Of the hundreds of pitchers Tampa's Chuck Hernandez has worked with in 30-plus years of coaching in the minors and majors, Jose Fernandez was the one he was closest with, which made Sunday's news so staggering.
"I generally, throughout all the crazy time we've done this, been a relationship kind of guy with most of my players. And this guy was just a little farther ahead," Hernandez said Sunday. "Maybe it was because he needed it. Maybe I was more mature and adult-like, I don't know what it was. We had a special little bond. He didn't have, per se, a very strong male figure in his life. His dad wasn't around. So it was one of those things."
Fernandez, 24, was memorialized throughout the major leagues after his death in a boating accident early Sunday with moments of silence, words of praise, tears of sorrow, numbers and initials scrawled on caps, and jerseys with his No. 16 hung in several dugouts.
He was widely known throughout baseball for being a fierce competitor who openly showed his emotions and might have had more fun than anyone playing.
Hernandez saw that from the start as the pitching coach during Fernandez's 2013 rookie season with the Marlins.
"You know what he dug? He dug the most premier hitter on the other team to come to bat. That's what he loved," Hernandez said. "You know where most pitchers are like, 'I'm not giving that guy anything.' At times it could almost be his curse. We would be like, if there's eight other guys in this lineup that can't touch you, why do want to … ? But you can't stop him. You know what I mean?
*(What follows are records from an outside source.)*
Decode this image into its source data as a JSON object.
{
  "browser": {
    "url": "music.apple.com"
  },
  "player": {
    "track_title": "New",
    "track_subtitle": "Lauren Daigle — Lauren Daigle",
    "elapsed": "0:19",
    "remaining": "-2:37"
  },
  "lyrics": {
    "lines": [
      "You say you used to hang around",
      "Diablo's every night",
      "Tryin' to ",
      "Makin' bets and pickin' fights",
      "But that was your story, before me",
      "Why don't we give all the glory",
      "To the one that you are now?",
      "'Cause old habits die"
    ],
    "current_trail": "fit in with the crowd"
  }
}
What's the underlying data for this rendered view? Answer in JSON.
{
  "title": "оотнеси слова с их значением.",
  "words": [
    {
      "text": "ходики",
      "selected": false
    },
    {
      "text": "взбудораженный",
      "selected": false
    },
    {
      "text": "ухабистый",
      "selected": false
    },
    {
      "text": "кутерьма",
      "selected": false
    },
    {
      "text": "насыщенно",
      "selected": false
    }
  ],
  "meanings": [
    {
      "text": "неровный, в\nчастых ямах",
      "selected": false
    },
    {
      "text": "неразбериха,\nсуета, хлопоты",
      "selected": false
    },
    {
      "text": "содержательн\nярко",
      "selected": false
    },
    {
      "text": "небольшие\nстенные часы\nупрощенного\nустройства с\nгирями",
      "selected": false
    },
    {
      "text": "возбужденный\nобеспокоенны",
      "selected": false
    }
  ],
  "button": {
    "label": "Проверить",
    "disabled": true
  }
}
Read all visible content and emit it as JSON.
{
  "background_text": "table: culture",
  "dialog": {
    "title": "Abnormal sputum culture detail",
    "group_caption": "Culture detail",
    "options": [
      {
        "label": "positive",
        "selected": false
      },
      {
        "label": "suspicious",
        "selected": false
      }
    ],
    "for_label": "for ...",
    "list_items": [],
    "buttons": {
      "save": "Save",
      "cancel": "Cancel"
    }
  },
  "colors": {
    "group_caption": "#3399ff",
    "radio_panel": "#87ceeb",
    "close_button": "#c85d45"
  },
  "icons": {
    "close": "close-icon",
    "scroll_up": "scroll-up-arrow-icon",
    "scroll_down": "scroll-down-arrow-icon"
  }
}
He wanted (Atlanta's) Freddie Freeman in his prime. He lived for those at-bats, those moments. That's what moved him.
"But in the end that's how the great ones roll, that's how they become great. They love the spotlight, they love the moment, they love the biggest challenge. That's what moved him. To strike me or you out and win a game 2-0, that was okay. But if he did it against (Yasiel) Puig or (Yoenis) Cespedes or Freeman or (Bryce) Harper, that's when you'd really see him turn it on. He was a special cat."
Former Marlins GM and manager Dan Jennings said he also had a unique, "almost fourth son," relationship with Fernandez.
"We used to joke, I asked him if he was reincarnated because he had a knowledge of the history of the game. He played with that passion. And the way he competed on the mound went without saying," said Jennings, now a Nationals executive. "He was one of the most competitive guys I've ever seen in 30 years. And he lived life with that same zest and passion. … You couldn't have a bad day around him."
Former Rays closer Danys Baez, retired and living in Miami, had become close in recent years and provided mentorship and life advice to Fernandez while sharing their bond as Cuban defectors and Tommy John surgery vets.
"We became really good friends, he was like my little brother," Baez said Sunday. "If you think he was a great pitcher like I know you think, that was not even 10 percent of the person that he was. He was one of the most amazing persons I ever met in my life. He was a 24-year-old kid with a 120-year-old heart. He was mature. He was amazing. A good guy, good friend, good family man. What he did for the game was nothing compared to what he did for the community, his family, his friends."
Astros pitcher Lance McCullers Jr., a Jesuit High product who worked out with Fernandez — an Alonso alumnus — in their high school offseasons and remained friends, was among many big-leaguers struggling to process the news.
"I don't really understand why, I don't understand how something like that kind of happens," he told reporters in Houston. "I talked to him about two weeks ago actually, talking about the offseason, ironically enough going fishing, stuff like that."
In the Rays clubhouse at the Trop, former Marlin Logan Morrison was similarly numb.
"I felt like he was invincible," Morrison said. "That's probably why this doesn't feel real. Just the super amount of talent that he had, you don't find that everywhere."
McCullers said the infectious smile often seen on Fernandez's face was his true spirit.
"The epitome of how he kind of lived life," McCullers said. "It's awful that he's gone, but he lived every day he had to the fullest."
Times staff writer Roger Mooney contributed to this report. Marc Topkin can be reached at email@example.com.